* _About this task_
I would like every record printed again, exactly as shown.

(App and web page records)

★ ★ ★ ★

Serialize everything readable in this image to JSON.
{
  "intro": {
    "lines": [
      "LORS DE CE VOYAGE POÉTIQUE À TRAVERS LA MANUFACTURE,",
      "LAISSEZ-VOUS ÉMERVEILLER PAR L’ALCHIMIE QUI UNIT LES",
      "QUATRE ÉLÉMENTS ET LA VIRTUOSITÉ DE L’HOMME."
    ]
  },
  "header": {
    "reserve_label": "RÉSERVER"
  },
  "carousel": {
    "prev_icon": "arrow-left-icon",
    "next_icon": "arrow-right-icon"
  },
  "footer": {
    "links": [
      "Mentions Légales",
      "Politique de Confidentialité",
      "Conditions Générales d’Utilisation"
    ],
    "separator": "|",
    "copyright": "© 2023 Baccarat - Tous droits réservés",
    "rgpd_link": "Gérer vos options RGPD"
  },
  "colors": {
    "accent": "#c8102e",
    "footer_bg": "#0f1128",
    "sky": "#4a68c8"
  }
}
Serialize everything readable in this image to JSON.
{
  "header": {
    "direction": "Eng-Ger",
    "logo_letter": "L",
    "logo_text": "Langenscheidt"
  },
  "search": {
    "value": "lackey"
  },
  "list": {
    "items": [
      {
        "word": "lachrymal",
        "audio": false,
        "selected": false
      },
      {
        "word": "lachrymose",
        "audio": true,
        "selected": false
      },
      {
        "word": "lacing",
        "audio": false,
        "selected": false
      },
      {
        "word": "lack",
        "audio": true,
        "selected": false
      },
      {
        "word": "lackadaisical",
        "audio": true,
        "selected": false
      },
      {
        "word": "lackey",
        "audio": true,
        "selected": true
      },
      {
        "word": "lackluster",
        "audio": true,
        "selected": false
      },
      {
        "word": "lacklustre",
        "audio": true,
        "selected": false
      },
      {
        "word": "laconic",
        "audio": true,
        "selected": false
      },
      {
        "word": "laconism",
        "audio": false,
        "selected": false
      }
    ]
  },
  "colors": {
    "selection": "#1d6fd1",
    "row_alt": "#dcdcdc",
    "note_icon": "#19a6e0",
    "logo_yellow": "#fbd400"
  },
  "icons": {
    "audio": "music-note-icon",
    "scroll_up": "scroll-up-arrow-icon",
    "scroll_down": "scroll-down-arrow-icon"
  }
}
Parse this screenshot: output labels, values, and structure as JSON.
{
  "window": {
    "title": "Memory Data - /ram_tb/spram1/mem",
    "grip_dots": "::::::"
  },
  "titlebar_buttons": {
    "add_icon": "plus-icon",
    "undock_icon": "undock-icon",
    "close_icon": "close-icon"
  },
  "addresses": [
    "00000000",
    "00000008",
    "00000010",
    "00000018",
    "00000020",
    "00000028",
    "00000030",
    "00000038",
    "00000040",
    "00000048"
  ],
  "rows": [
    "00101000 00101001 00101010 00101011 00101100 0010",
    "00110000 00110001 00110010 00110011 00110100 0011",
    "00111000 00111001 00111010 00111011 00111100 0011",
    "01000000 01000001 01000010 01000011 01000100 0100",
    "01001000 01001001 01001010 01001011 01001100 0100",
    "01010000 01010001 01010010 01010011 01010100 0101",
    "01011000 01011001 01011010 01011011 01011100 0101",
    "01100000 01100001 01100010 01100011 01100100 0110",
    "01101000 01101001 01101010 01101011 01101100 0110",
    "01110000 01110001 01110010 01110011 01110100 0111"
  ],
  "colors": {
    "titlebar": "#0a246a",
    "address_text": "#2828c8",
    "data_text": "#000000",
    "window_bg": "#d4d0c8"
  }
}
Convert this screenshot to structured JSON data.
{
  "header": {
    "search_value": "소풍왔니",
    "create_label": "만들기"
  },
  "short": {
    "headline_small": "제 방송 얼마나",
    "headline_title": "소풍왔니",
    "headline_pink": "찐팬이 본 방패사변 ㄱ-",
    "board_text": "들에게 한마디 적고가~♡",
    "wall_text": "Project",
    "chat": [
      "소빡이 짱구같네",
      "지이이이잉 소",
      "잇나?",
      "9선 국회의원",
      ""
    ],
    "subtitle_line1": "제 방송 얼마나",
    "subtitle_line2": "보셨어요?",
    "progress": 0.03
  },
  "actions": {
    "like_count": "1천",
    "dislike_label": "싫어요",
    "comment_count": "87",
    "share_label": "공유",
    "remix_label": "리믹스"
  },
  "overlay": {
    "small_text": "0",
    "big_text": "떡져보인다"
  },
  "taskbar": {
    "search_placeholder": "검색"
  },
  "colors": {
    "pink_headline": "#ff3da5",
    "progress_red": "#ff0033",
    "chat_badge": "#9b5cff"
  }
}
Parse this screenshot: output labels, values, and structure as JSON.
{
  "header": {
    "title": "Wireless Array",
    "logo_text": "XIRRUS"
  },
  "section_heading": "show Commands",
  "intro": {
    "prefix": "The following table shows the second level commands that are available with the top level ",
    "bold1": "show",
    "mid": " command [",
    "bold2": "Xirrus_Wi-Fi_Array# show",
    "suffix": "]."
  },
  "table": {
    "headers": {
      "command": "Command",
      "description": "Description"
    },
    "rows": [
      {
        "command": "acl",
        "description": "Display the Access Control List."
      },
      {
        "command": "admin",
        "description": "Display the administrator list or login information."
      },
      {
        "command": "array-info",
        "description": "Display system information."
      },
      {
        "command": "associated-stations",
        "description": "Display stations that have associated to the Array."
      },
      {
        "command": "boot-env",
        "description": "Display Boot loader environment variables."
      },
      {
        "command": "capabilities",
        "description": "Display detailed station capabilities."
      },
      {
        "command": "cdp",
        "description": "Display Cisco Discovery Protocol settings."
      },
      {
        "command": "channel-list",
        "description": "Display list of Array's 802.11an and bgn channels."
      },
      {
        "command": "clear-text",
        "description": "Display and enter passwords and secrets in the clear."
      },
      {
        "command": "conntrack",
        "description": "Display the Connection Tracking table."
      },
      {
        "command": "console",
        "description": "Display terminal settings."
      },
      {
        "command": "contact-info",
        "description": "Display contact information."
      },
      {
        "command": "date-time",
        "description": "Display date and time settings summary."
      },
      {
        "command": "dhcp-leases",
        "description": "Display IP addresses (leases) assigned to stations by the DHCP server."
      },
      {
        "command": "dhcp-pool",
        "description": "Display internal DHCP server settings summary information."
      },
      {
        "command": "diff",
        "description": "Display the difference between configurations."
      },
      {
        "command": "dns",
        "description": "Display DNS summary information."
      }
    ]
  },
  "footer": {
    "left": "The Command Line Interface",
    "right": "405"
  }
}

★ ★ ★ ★

* _Response box_
Serialize everything readable in this image to JSON.
{
  "intro": {
    "lines": [
      "LORS DE CE VOYAGE POÉTIQUE À TRAVERS LA MANUFACTURE,",
      "LAISSEZ-VOUS ÉMERVEILLER PAR L’ALCHIMIE QUI UNIT LES",
      "QUATRE ÉLÉMENTS ET LA VIRTUOSITÉ DE L’HOMME."
    ]
  },
  "header": {
    "reserve_label": "RÉSERVER"
  },
  "carousel": {
    "prev_icon": "arrow-left-icon",
    "next_icon": "arrow-right-icon"
  },
  "footer": {
    "links": [
      "Mentions Légales",
      "Politique de Confidentialité",
      "Conditions Générales d’Utilisation"
    ],
    "separator": "|",
    "copyright": "© 2023 Baccarat - Tous droits réservés",
    "rgpd_link": "Gérer vos options RGPD"
  },
  "colors": {
    "accent": "#c8102e",
    "footer_bg": "#0f1128",
    "sky": "#4a68c8"
  }
}
Serialize everything readable in this image to JSON.
{
  "header": {
    "direction": "Eng-Ger",
    "logo_letter": "L",
    "logo_text": "Langenscheidt"
  },
  "search": {
    "value": "lackey"
  },
  "list": {
    "items": [
      {
        "word": "lachrymal",
        "audio": false,
        "selected": false
      },
      {
        "word": "lachrymose",
        "audio": true,
        "selected": false
      },
      {
        "word": "lacing",
        "audio": false,
        "selected": false
      },
      {
        "word": "lack",
        "audio": true,
        "selected": false
      },
      {
        "word": "lackadaisical",
        "audio": true,
        "selected": false
      },
      {
        "word": "lackey",
        "audio": true,
        "selected": true
      },
      {
        "word": "lackluster",
        "audio": true,
        "selected": false
      },
      {
        "word": "lacklustre",
        "audio": true,
        "selected": false
      },
      {
        "word": "laconic",
        "audio": true,
        "selected": false
      },
      {
        "word": "laconism",
        "audio": false,
        "selected": false
      }
    ]
  },
  "colors": {
    "selection": "#1d6fd1",
    "row_alt": "#dcdcdc",
    "note_icon": "#19a6e0",
    "logo_yellow": "#fbd400"
  },
  "icons": {
    "audio": "music-note-icon",
    "scroll_up": "scroll-up-arrow-icon",
    "scroll_down": "scroll-down-arrow-icon"
  }
}
Parse this screenshot: output labels, values, and structure as JSON.
{
  "window": {
    "title": "Memory Data - /ram_tb/spram1/mem",
    "grip_dots": "::::::"
  },
  "titlebar_buttons": {
    "add_icon": "plus-icon",
    "undock_icon": "undock-icon",
    "close_icon": "close-icon"
  },
  "addresses": [
    "00000000",
    "00000008",
    "00000010",
    "00000018",
    "00000020",
    "00000028",
    "00000030",
    "00000038",
    "00000040",
    "00000048"
  ],
  "rows": [
    "00101000 00101001 00101010 00101011 00101100 0010",
    "00110000 00110001 00110010 00110011 00110100 0011",
    "00111000 00111001 00111010 00111011 00111100 0011",
    "01000000 01000001 01000010 01000011 01000100 0100",
    "01001000 01001001 01001010 01001011 01001100 0100",
    "01010000 01010001 01010010 01010011 01010100 0101",
    "01011000 01011001 01011010 01011011 01011100 0101",
    "01100000 01100001 01100010 01100011 01100100 0110",
    "01101000 01101001 01101010 01101011 01101100 0110",
    "01110000 01110001 01110010 01110011 01110100 0111"
  ],
  "colors": {
    "titlebar": "#0a246a",
    "address_text": "#2828c8",
    "data_text": "#000000",
    "window_bg": "#d4d0c8"
  }
}
Convert this screenshot to structured JSON data.
{
  "header": {
    "search_value": "소풍왔니",
    "create_label": "만들기"
  },
  "short": {
    "headline_small": "제 방송 얼마나",
    "headline_title": "소풍왔니",
    "headline_pink": "찐팬이 본 방패사변 ㄱ-",
    "board_text": "들에게 한마디 적고가~♡",
    "wall_text": "Project",
    "chat": [
      "소빡이 짱구같네",
      "지이이이잉 소",
      "잇나?",
      "9선 국회의원",
      ""
    ],
    "subtitle_line1": "제 방송 얼마나",
    "subtitle_line2": "보셨어요?",
    "progress": 0.03
  },
  "actions": {
    "like_count": "1천",
    "dislike_label": "싫어요",
    "comment_count": "87",
    "share_label": "공유",
    "remix_label": "리믹스"
  },
  "overlay": {
    "small_text": "0",
    "big_text": "떡져보인다"
  },
  "taskbar": {
    "search_placeholder": "검색"
  },
  "colors": {
    "pink_headline": "#ff3da5",
    "progress_red": "#ff0033",
    "chat_badge": "#9b5cff"
  }
}
Parse this screenshot: output labels, values, and structure as JSON.
{
  "header": {
    "title": "Wireless Array",
    "logo_text": "XIRRUS"
  },
  "section_heading": "show Commands",
  "intro": {
    "prefix": "The following table shows the second level commands that are available with the top level ",
    "bold1": "show",
    "mid": " command [",
    "bold2": "Xirrus_Wi-Fi_Array# show",
    "suffix": "]."
  },
  "table": {
    "headers": {
      "command": "Command",
      "description": "Description"
    },
    "rows": [
      {
        "command": "acl",
        "description": "Display the Access Control List."
      },
      {
        "command": "admin",
        "description": "Display the administrator list or login information."
      },
      {
        "command": "array-info",
        "description": "Display system information."
      },
      {
        "command": "associated-stations",
        "description": "Display stations that have associated to the Array."
      },
      {
        "command": "boot-env",
        "description": "Display Boot loader environment variables."
      },
      {
        "command": "capabilities",
        "description": "Display detailed station capabilities."
      },
      {
        "command": "cdp",
        "description": "Display Cisco Discovery Protocol settings."
      },
      {
        "command": "channel-list",
        "description": "Display list of Array's 802.11an and bgn channels."
      },
      {
        "command": "clear-text",
        "description": "Display and enter passwords and secrets in the clear."
      },
      {
        "command": "conntrack",
        "description": "Display the Connection Tracking table."
      },
      {
        "command": "console",
        "description": "Display terminal settings."
      },
      {
        "command": "contact-info",
        "description": "Display contact information."
      },
      {
        "command": "date-time",
        "description": "Display date and time settings summary."
      },
      {
        "command": "dhcp-leases",
        "description": "Display IP addresses (leases) assigned to stations by the DHCP server."
      },
      {
        "command": "dhcp-pool",
        "description": "Display internal DHCP server settings summary information."
      },
      {
        "command": "diff",
        "description": "Display the difference between configurations."
      },
      {
        "command": "dns",
        "description": "Display DNS summary information."
      }
    ]
  },
  "footer": {
    "left": "The Command Line Interface",
    "right": "405"
  }
}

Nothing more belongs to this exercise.